Building select branches
As of now, you can filter the branches which you want to build from GitHub. We allow you to specify any regular expression, which if it matches the branch name, will allow the build to proceed.
Manually triggering a branch
We also allow you to manually trigger a build from any of the branches in your repository.
Finding the revision
As for the
.git directory, we were originally unable to provide it because we are not building clones; we’re building archives. After digging into your requests a bit more, it seems that the feature that you really need is to be able to tell which sha you’re actually building, at build time. So, in the interim, we've created a synthetic
.git directory which will allow you to run the commands
git rev-parse --short HEAD and
git rev-parse HEAD. We hope this will allow you to continue forward with your build automation tools.
Communication and Notification Improvements
In order to best facilitate communication with and between your teams, we've also added notification types for Slack, Flowdock, and Hipchat.
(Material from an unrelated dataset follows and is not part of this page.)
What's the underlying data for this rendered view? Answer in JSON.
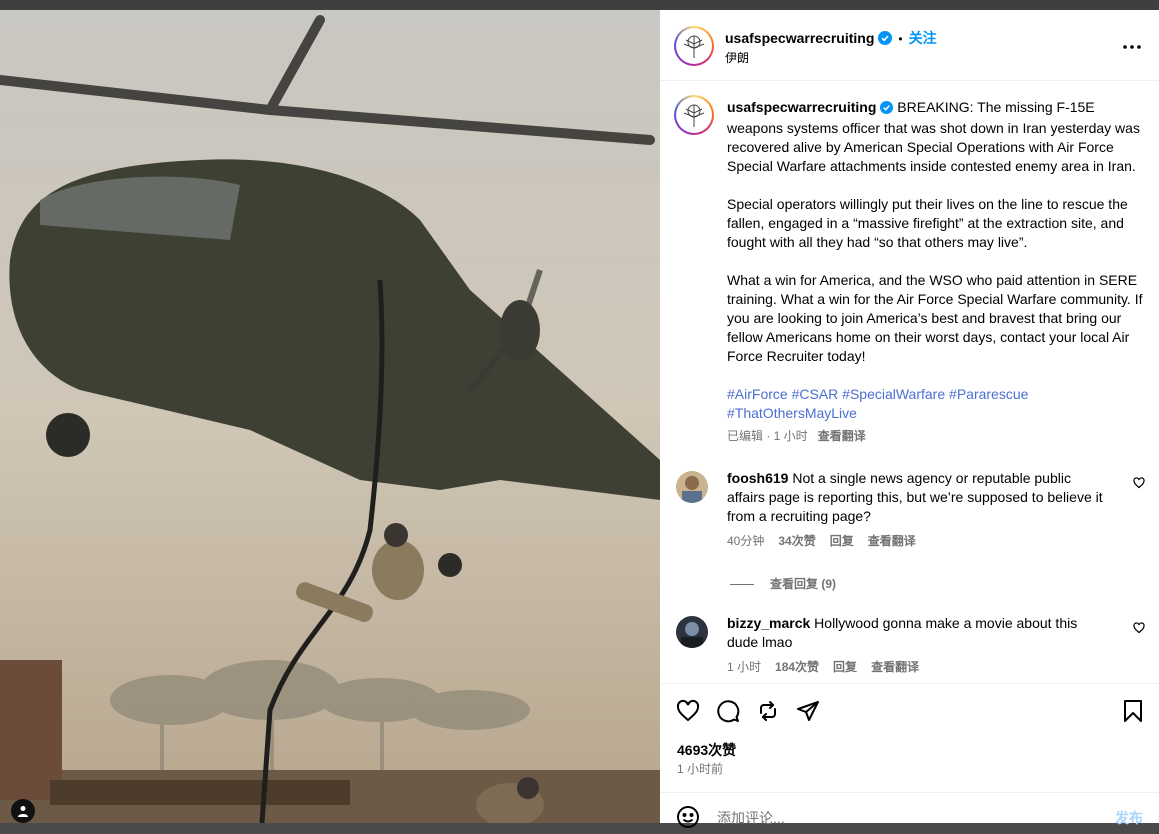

Using the API token style integrations provided by these various tools, you can now receive your repository notifications, such as build status and pushes, directly in your team chat provider.
Lastly, we’ve made some ease-of-use updates to other parts of Quay.io, such as:
- Inviting users to join teams can now be done by email address, and users must confirm that they would like to join
- Ability to regenerate a robot’s credentials, in case you accidentally leak them (e.g. by running docker login without specifying quay.io)
- Added support for the
docker searchcommand. Queries can be issued like so:
docker search quay.io/somesearchterm
We look forward to hearing your feedback on the newest updates. Sign up for a free trial of Quay.io here. Or if you are interested in storing your docker containers behind the firewall, try CoreOS Enterprise Registry.